Economic Pressure as a Tool for
Establishing a Just Peace in the
Palestinian-Israeli Conflict

Since 1948, much of the world has been active in calling for a solution to the conflict in the Middle East that would respect the welfare, needs and rights of both the Arab and Jewish peoples.  All major Christian denominations have repeatedly affirmed Israel's right to exist within permanent, recognized and secure borders, while at the same time recognizing Palestinian rights to self-determination.  In 1967, following the Israeli occupation of the remaining Palestinian territory in East Jerusalem, the West Bank and the Gaza strip, those churches have continuously called for the end of the occupation and supported the international calls for a two-state solution.  This would include a state of Israel with safe and secure borders based upon the Armistice Line of 1948 (its borders as recently as 1967). It would also include a state of Palestine with safe and secure borders based upon the Gaza Strip, the West Bank and East Jerusalem in a manner that permits geographical integrity and economic viability.
During 2000 – 2004, with the violence between the parties escalating, most major Christian communities have persistently held that the root of the violence on both sides is the continuing Israeli occupation and colonization of the Palestinian territories.  Through decades of dialogue and advocacy, nothing has stopped the Israeli confiscation of Palestinian land and their environmental resources or the increasing settlement of an Israeli Jewish population in those territories.  In fact, the population in the colonies doubled during the years of the Oslo process (September 1993-December 2000).  Even now with a possibility of the colonies in the Gaza Strip being evacuated, colonies in the West Bank and East Jerusalem continue to expand and new outposts are being established.
Throughout the years of the conflict, church communities and other organizations have promoted a variety of non-violent direct actions that would help bring about positive change in this on-going conflict.  Today, some of those churches, numerous non-governmental organizations, educational facilities and governments are either developing or implementing policies that place economic pressure on the State of Israel.  The purpose is to signal that the road to a just peace is dependent on the immediate end of the occupation.
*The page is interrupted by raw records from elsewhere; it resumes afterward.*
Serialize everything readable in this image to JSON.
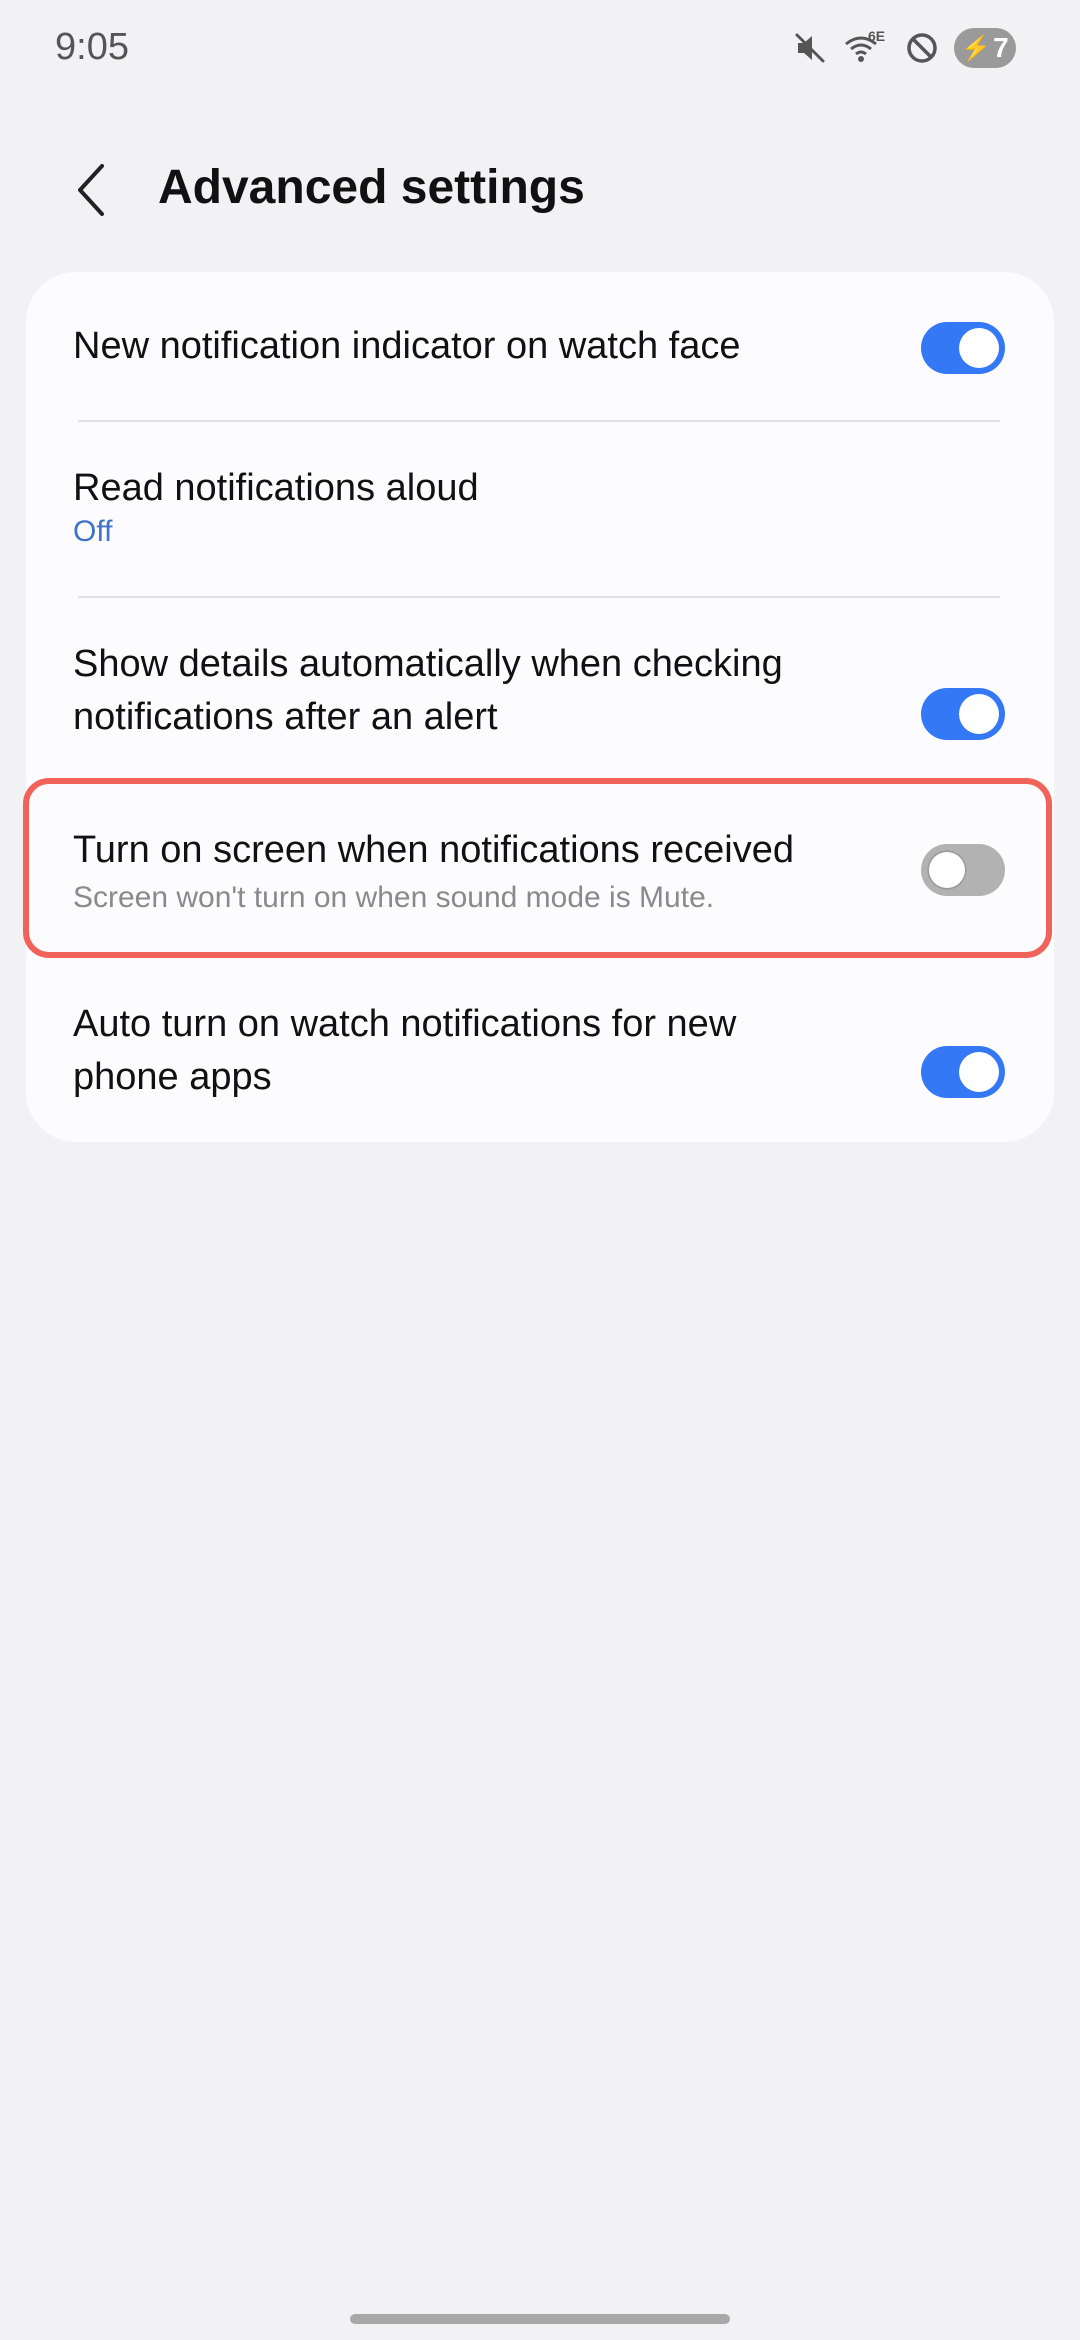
{
  "status_bar": {
    "time": "9:05",
    "network_label": "6E",
    "battery_level": "7",
    "icons": [
      "mute-icon",
      "wifi-6e-icon",
      "do-not-disturb-icon",
      "battery-charging-icon"
    ]
  },
  "header": {
    "back_icon": "chevron-left-icon",
    "title": "Advanced settings"
  },
  "settings": [
    {
      "title": "New notification indicator on watch face",
      "toggle": true
    },
    {
      "title": "Read notifications aloud",
      "subtitle": "Off"
    },
    {
      "title_line1": "Show details automatically when checking",
      "title_line2": "notifications after an alert",
      "toggle": true
    },
    {
      "title": "Turn on screen when notifications received",
      "subtitle": "Screen won't turn on when sound mode is Mute.",
      "toggle": false,
      "highlighted": true
    },
    {
      "title_line1": "Auto turn on watch notifications for new",
      "title_line2": "phone apps",
      "toggle": true
    }
  ],
  "colors": {
    "background": "#f2f2f4",
    "card": "#fcfcfe",
    "toggle_on": "#3478f6",
    "toggle_off": "#b2b2b2",
    "link_blue": "#3e73c9",
    "highlight_border": "#f0625a"
  }
}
This would make possible a negotiated peace agreement that promotes the security and prosperity of Israel as well as that of a Palestinian state.  These positions have been informed by and are sensitive to the perspectives of Christians in the region as well as Christian-Jewish and Christian-Muslim relations. They are in concert with the voices of Israeli, Palestinian, and international peacemakers. They are in harmony with the stipulations of international law and standing UN resolutions.
Incorporating economic pressure into the churches' response to this conflict is a critical decision, not made without deliberation and concern for the variety of consequences.  Boycotts and economic divestment raise questions for people as they seek to make wise, consistent and compassionate choices in their efforts to assist in an end to Israeli-Palestinian conflict through a just and durable peace.  An ecumenical group of North American Christian workers in the Holy Land developed this document to help provide answers to some of the most common questions asked when churches, organizations and people weigh whether to begin economic direct action.  Throughout the paper are numerous websites and articles listed which will assist those who want more detailed information.  It is a working document and certainly not exhaustive, but we hope it will be a useful tool in your consideration.  
You can direct questions or responses to:
English-speaking Congregation
Ecumenical Advocacy Group
PO Box 14076
Jerusalem 91 140
Via Israel
EAG* PO Box 14076* Jerusalem * via Israel* 91140